(Entries from a dataset of interfaces)
+ + + +

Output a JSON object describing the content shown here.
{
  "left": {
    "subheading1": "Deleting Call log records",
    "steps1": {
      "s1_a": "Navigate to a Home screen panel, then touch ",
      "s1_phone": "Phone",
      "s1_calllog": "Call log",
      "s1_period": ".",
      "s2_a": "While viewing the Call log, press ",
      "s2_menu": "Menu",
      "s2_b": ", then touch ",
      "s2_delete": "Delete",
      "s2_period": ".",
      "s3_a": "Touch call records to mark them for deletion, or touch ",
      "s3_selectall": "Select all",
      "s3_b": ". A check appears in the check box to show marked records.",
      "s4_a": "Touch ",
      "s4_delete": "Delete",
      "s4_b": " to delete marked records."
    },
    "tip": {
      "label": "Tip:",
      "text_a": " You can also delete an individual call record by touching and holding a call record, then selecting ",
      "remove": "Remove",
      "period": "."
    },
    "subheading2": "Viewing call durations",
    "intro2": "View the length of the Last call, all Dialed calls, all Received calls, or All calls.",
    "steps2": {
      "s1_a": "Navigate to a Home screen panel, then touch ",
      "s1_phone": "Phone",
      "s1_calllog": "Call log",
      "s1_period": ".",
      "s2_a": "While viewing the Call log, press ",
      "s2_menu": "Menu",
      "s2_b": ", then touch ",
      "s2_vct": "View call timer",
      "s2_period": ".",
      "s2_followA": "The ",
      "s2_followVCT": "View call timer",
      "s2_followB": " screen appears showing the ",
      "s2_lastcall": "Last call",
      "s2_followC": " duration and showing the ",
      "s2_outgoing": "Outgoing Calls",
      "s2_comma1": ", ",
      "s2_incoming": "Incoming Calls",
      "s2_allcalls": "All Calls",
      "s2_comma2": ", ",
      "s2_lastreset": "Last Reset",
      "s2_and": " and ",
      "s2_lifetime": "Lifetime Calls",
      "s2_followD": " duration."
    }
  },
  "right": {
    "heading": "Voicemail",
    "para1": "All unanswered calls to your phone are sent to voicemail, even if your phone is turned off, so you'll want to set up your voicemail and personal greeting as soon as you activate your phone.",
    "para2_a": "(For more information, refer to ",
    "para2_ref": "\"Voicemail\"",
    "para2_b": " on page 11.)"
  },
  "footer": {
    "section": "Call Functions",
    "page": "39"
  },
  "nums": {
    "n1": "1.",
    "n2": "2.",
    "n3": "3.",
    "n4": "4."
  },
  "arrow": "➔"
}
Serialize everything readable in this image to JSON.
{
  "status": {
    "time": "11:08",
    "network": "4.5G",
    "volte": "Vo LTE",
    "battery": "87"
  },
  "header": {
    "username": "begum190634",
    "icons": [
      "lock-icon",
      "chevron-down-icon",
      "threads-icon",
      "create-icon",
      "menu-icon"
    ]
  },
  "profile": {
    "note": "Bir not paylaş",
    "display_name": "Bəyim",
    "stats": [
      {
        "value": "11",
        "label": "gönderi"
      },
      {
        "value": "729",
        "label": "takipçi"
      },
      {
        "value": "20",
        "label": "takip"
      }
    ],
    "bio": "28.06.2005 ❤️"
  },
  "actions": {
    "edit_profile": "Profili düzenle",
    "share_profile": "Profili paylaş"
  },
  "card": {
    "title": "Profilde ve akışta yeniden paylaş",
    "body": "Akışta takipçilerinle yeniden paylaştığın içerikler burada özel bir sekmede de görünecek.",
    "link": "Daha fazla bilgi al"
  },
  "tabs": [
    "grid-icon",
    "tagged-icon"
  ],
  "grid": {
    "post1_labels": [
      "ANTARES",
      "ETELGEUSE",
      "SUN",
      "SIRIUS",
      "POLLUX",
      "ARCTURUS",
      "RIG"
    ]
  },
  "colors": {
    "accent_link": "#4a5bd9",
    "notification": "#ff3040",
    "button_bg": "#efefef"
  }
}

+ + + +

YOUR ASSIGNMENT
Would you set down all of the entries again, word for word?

RESULT
Output a JSON object describing the content shown here.
{
  "left": {
    "subheading1": "Deleting Call log records",
    "steps1": {
      "s1_a": "Navigate to a Home screen panel, then touch ",
      "s1_phone": "Phone",
      "s1_calllog": "Call log",
      "s1_period": ".",
      "s2_a": "While viewing the Call log, press ",
      "s2_menu": "Menu",
      "s2_b": ", then touch ",
      "s2_delete": "Delete",
      "s2_period": ".",
      "s3_a": "Touch call records to mark them for deletion, or touch ",
      "s3_selectall": "Select all",
      "s3_b": ". A check appears in the check box to show marked records.",
      "s4_a": "Touch ",
      "s4_delete": "Delete",
      "s4_b": " to delete marked records."
    },
    "tip": {
      "label": "Tip:",
      "text_a": " You can also delete an individual call record by touching and holding a call record, then selecting ",
      "remove": "Remove",
      "period": "."
    },
    "subheading2": "Viewing call durations",
    "intro2": "View the length of the Last call, all Dialed calls, all Received calls, or All calls.",
    "steps2": {
      "s1_a": "Navigate to a Home screen panel, then touch ",
      "s1_phone": "Phone",
      "s1_calllog": "Call log",
      "s1_period": ".",
      "s2_a": "While viewing the Call log, press ",
      "s2_menu": "Menu",
      "s2_b": ", then touch ",
      "s2_vct": "View call timer",
      "s2_period": ".",
      "s2_followA": "The ",
      "s2_followVCT": "View call timer",
      "s2_followB": " screen appears showing the ",
      "s2_lastcall": "Last call",
      "s2_followC": " duration and showing the ",
      "s2_outgoing": "Outgoing Calls",
      "s2_comma1": ", ",
      "s2_incoming": "Incoming Calls",
      "s2_allcalls": "All Calls",
      "s2_comma2": ", ",
      "s2_lastreset": "Last Reset",
      "s2_and": " and ",
      "s2_lifetime": "Lifetime Calls",
      "s2_followD": " duration."
    }
  },
  "right": {
    "heading": "Voicemail",
    "para1": "All unanswered calls to your phone are sent to voicemail, even if your phone is turned off, so you'll want to set up your voicemail and personal greeting as soon as you activate your phone.",
    "para2_a": "(For more information, refer to ",
    "para2_ref": "\"Voicemail\"",
    "para2_b": " on page 11.)"
  },
  "footer": {
    "section": "Call Functions",
    "page": "39"
  },
  "nums": {
    "n1": "1.",
    "n2": "2.",
    "n3": "3.",
    "n4": "4."
  },
  "arrow": "➔"
}
Serialize everything readable in this image to JSON.
{
  "status": {
    "time": "11:08",
    "network": "4.5G",
    "volte": "Vo LTE",
    "battery": "87"
  },
  "header": {
    "username": "begum190634",
    "icons": [
      "lock-icon",
      "chevron-down-icon",
      "threads-icon",
      "create-icon",
      "menu-icon"
    ]
  },
  "profile": {
    "note": "Bir not paylaş",
    "display_name": "Bəyim",
    "stats": [
      {
        "value": "11",
        "label": "gönderi"
      },
      {
        "value": "729",
        "label": "takipçi"
      },
      {
        "value": "20",
        "label": "takip"
      }
    ],
    "bio": "28.06.2005 ❤️"
  },
  "actions": {
    "edit_profile": "Profili düzenle",
    "share_profile": "Profili paylaş"
  },
  "card": {
    "title": "Profilde ve akışta yeniden paylaş",
    "body": "Akışta takipçilerinle yeniden paylaştığın içerikler burada özel bir sekmede de görünecek.",
    "link": "Daha fazla bilgi al"
  },
  "tabs": [
    "grid-icon",
    "tagged-icon"
  ],
  "grid": {
    "post1_labels": [
      "ANTARES",
      "ETELGEUSE",
      "SUN",
      "SIRIUS",
      "POLLUX",
      "ARCTURUS",
      "RIG"
    ]
  },
  "colors": {
    "accent_link": "#4a5bd9",
    "notification": "#ff3040",
    "button_bg": "#efefef"
  }
}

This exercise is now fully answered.